Start of INPUT RECORDS

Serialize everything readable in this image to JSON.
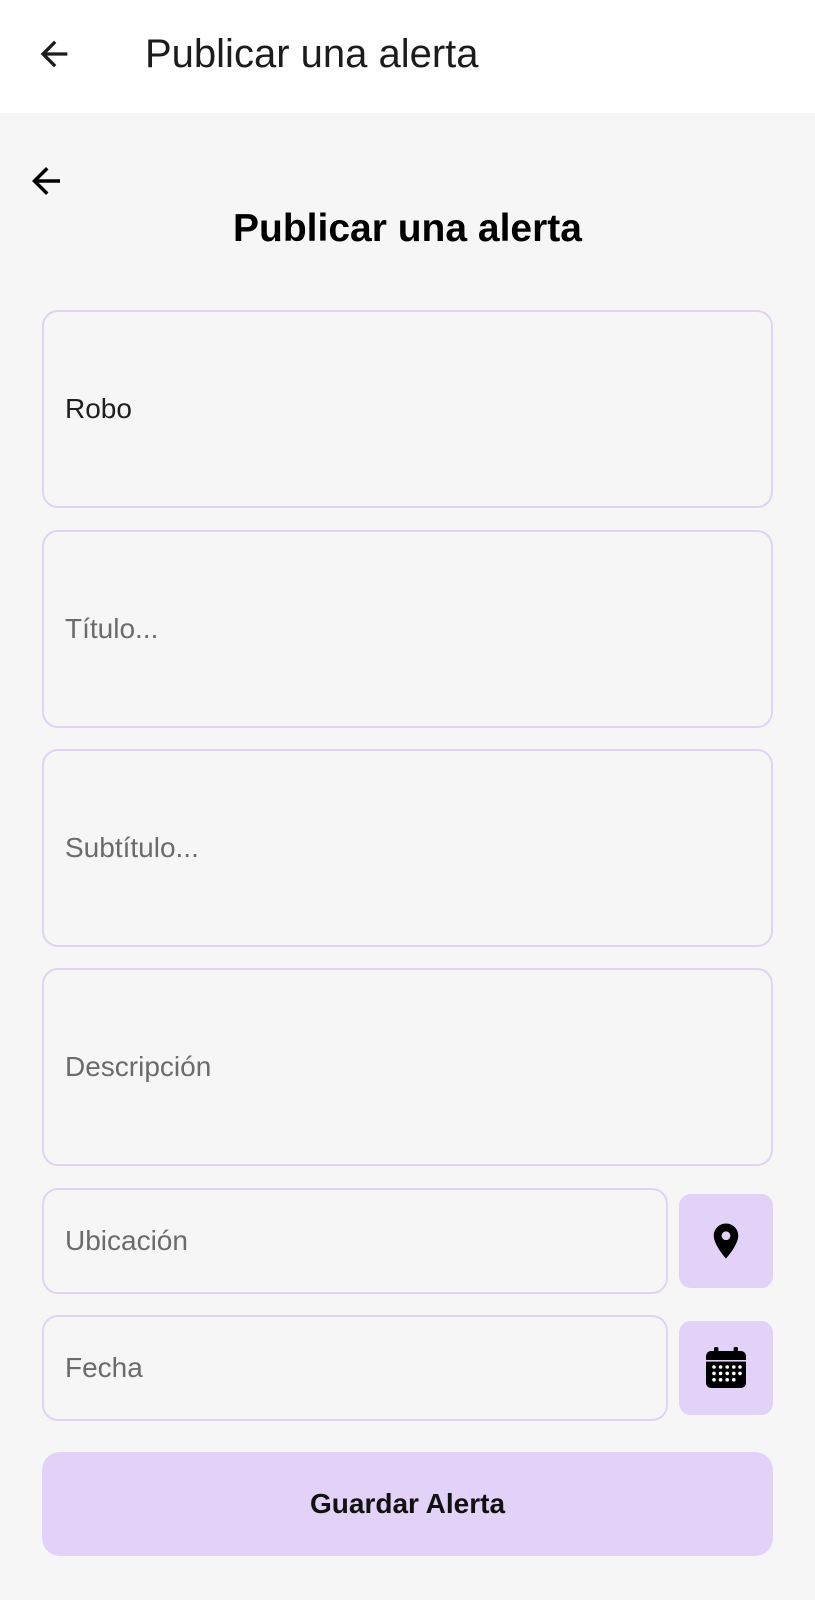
{
  "app_bar": {
    "title": "Publicar una alerta",
    "back_icon": "arrow-back-icon"
  },
  "content": {
    "back_icon": "arrow-back-icon",
    "title": "Publicar una alerta"
  },
  "form": {
    "category": {
      "value": "Robo"
    },
    "title": {
      "placeholder": "Título..."
    },
    "subtitle": {
      "placeholder": "Subtítulo..."
    },
    "description": {
      "placeholder": "Descripción"
    },
    "location": {
      "placeholder": "Ubicación",
      "button_icon": "location-pin-icon"
    },
    "date": {
      "placeholder": "Fecha",
      "button_icon": "calendar-icon"
    }
  },
  "save_button": {
    "label": "Guardar Alerta"
  },
  "colors": {
    "accent": "#e2d2f7",
    "field_border": "#e0d3f4",
    "background": "#f6f6f7",
    "app_bar": "#ffffff"
  }
}
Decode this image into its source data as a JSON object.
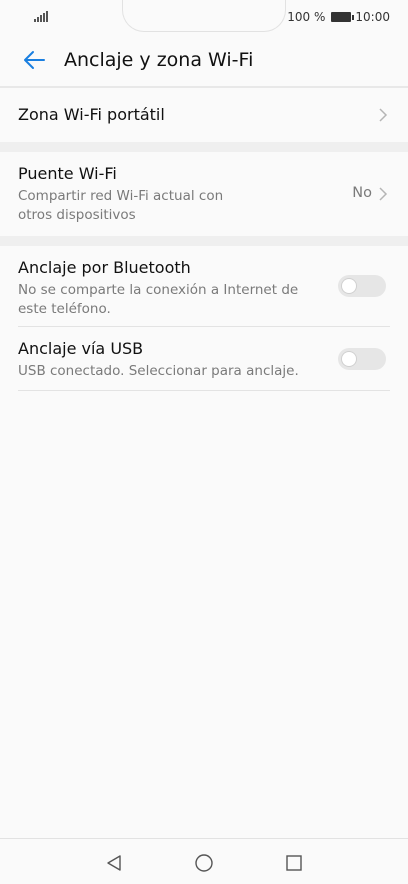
{
  "status_bar": {
    "battery_text": "100 %",
    "time": "10:00"
  },
  "header": {
    "title": "Anclaje y zona Wi-Fi",
    "back_icon": "arrow-left-icon",
    "accent_color": "#1a7fe0"
  },
  "items": [
    {
      "title": "Zona Wi-Fi portátil"
    },
    {
      "title": "Puente Wi-Fi",
      "subtitle_line1": "Compartir red Wi-Fi actual con",
      "subtitle_line2": "otros dispositivos",
      "value": "No"
    },
    {
      "title": "Anclaje por Bluetooth",
      "subtitle_line1": "No se comparte la conexión a Internet de",
      "subtitle_line2": "este teléfono.",
      "toggle": "off"
    },
    {
      "title": "Anclaje vía USB",
      "subtitle_line1": "USB conectado. Seleccionar para anclaje.",
      "toggle": "off"
    }
  ],
  "nav_bar": {
    "back": "triangle-back-icon",
    "home": "circle-home-icon",
    "recents": "square-recents-icon"
  }
}
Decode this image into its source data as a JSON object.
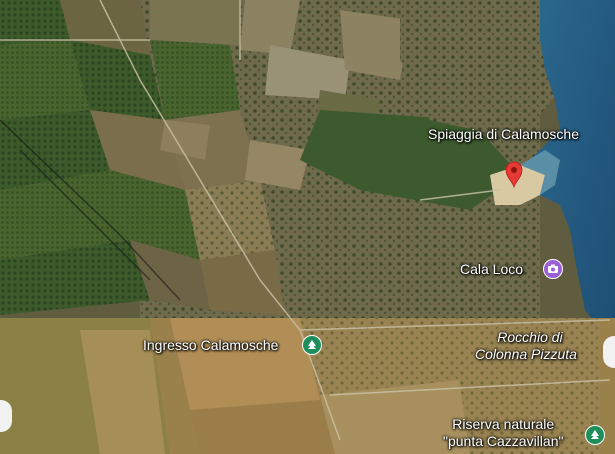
{
  "map": {
    "type": "satellite",
    "colors": {
      "sea": "#2a5f83",
      "deep_sea": "#1e4d72",
      "pin": "#e53935",
      "park_icon": "#1e8e5a",
      "camera_icon": "#9b5fd6"
    }
  },
  "places": [
    {
      "id": "spiaggia",
      "name": "Spiaggia di Calamosche",
      "icon": "location-pin-icon"
    },
    {
      "id": "cala_loco",
      "name": "Cala Loco",
      "icon": "camera-icon"
    },
    {
      "id": "ingresso",
      "name": "Ingresso Calamosche",
      "icon": "tree-icon"
    },
    {
      "id": "rocchio_1",
      "name": "Rocchio di"
    },
    {
      "id": "rocchio_2",
      "name": "Colonna Pizzuta"
    },
    {
      "id": "riserva_1",
      "name": "Riserva naturale"
    },
    {
      "id": "riserva_2",
      "name": "\"punta Cazzavillan\"",
      "icon": "tree-icon"
    }
  ]
}
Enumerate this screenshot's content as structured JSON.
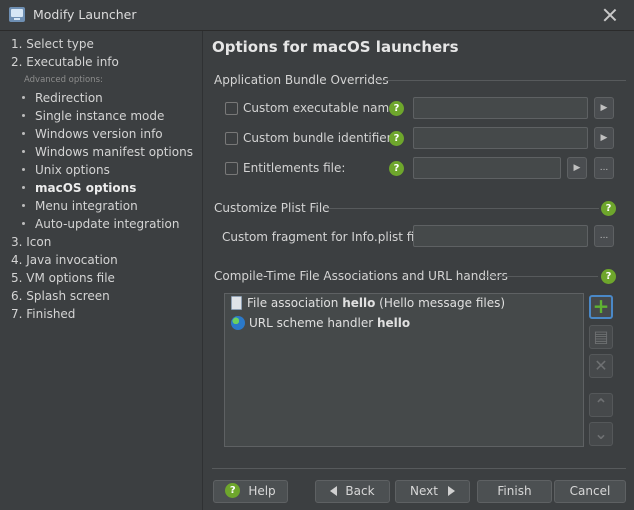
{
  "window": {
    "title": "Modify Launcher",
    "app_icon": "monitor-icon",
    "close_icon": "close-icon"
  },
  "sidebar": {
    "steps": [
      {
        "label": "1. Select type"
      },
      {
        "label": "2. Executable info"
      },
      {
        "label": "3. Icon"
      },
      {
        "label": "4. Java invocation"
      },
      {
        "label": "5. VM options file"
      },
      {
        "label": "6. Splash screen"
      },
      {
        "label": "7. Finished"
      }
    ],
    "advanced_label": "Advanced options:",
    "sub_steps": [
      {
        "label": "Redirection"
      },
      {
        "label": "Single instance mode"
      },
      {
        "label": "Windows version info"
      },
      {
        "label": "Windows manifest options"
      },
      {
        "label": "Unix options"
      },
      {
        "label": "macOS options",
        "active": true
      },
      {
        "label": "Menu integration"
      },
      {
        "label": "Auto-update integration"
      }
    ]
  },
  "main": {
    "page_title": "Options for macOS launchers",
    "bundle_overrides": {
      "title": "Application Bundle Overrides",
      "fields": [
        {
          "label": "Custom executable name:",
          "value": "",
          "checked": false
        },
        {
          "label": "Custom bundle identifier:",
          "value": "",
          "checked": false
        },
        {
          "label": "Entitlements file:",
          "value": "",
          "checked": false
        }
      ]
    },
    "plist": {
      "title": "Customize Plist File",
      "label": "Custom fragment for Info.plist file:",
      "value": "",
      "browse_label": "..."
    },
    "associations": {
      "title": "Compile-Time File Associations and URL handlers",
      "items": [
        {
          "icon": "file-icon",
          "prefix": "File association ",
          "bold": "hello",
          "suffix": " (Hello message files)"
        },
        {
          "icon": "globe-icon",
          "prefix": "URL scheme handler ",
          "bold": "hello",
          "suffix": ""
        }
      ],
      "tools": [
        "add-icon",
        "edit-icon",
        "delete-icon",
        "move-up-icon",
        "move-down-icon"
      ]
    },
    "help_glyph": "?",
    "browse_glyph": "...",
    "arrow_glyph": "▶"
  },
  "footer": {
    "help": "Help",
    "back": "Back",
    "next": "Next",
    "finish": "Finish",
    "cancel": "Cancel"
  },
  "colors": {
    "background": "#3c3f41",
    "help_icon_green": "#6ea62c",
    "add_button_border": "#4a88c7"
  }
}
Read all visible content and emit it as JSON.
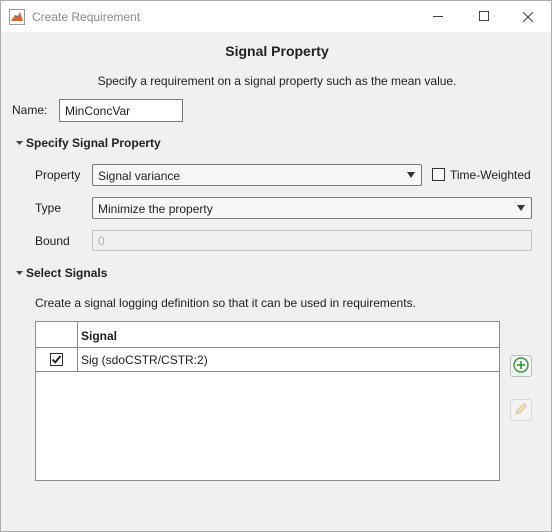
{
  "window": {
    "title": "Create Requirement",
    "icon": "matlab-icon",
    "controls": [
      "minimize-icon",
      "maximize-icon",
      "close-icon"
    ]
  },
  "heading": "Signal Property",
  "description": "Specify a requirement on a signal property such as the mean value.",
  "name_field": {
    "label": "Name:",
    "value": "MinConcVar"
  },
  "specify_section": {
    "title": "Specify Signal Property",
    "expanded": true,
    "property": {
      "label": "Property",
      "value": "Signal variance"
    },
    "time_weighted": {
      "label": "Time-Weighted",
      "checked": false
    },
    "type": {
      "label": "Type",
      "value": "Minimize the property"
    },
    "bound": {
      "label": "Bound",
      "value": "0",
      "disabled": true
    }
  },
  "select_section": {
    "title": "Select Signals",
    "expanded": true,
    "description": "Create a signal logging definition so that it can be used in requirements.",
    "table": {
      "header": "Signal",
      "rows": [
        {
          "checked": true,
          "signal": "Sig (sdoCSTR/CSTR:2)"
        }
      ]
    },
    "buttons": {
      "add": {
        "icon": "add-icon",
        "enabled": true
      },
      "edit": {
        "icon": "pencil-icon",
        "enabled": false
      }
    }
  },
  "colors": {
    "add_green": "#2e9b2e",
    "pencil_disabled": "#d9c59a"
  }
}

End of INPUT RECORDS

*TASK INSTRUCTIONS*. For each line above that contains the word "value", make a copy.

*RESULT*.
      "value": "Robo"
      "value": "No"
          "value": "",
          "value": "",
          "value": "",
      "value": "",
  "description": "Specify a requirement on a signal property such as the mean value.",
    "value": "MinConcVar"
      "value": "Signal variance"
      "value": "Minimize the property"
      "value": "0",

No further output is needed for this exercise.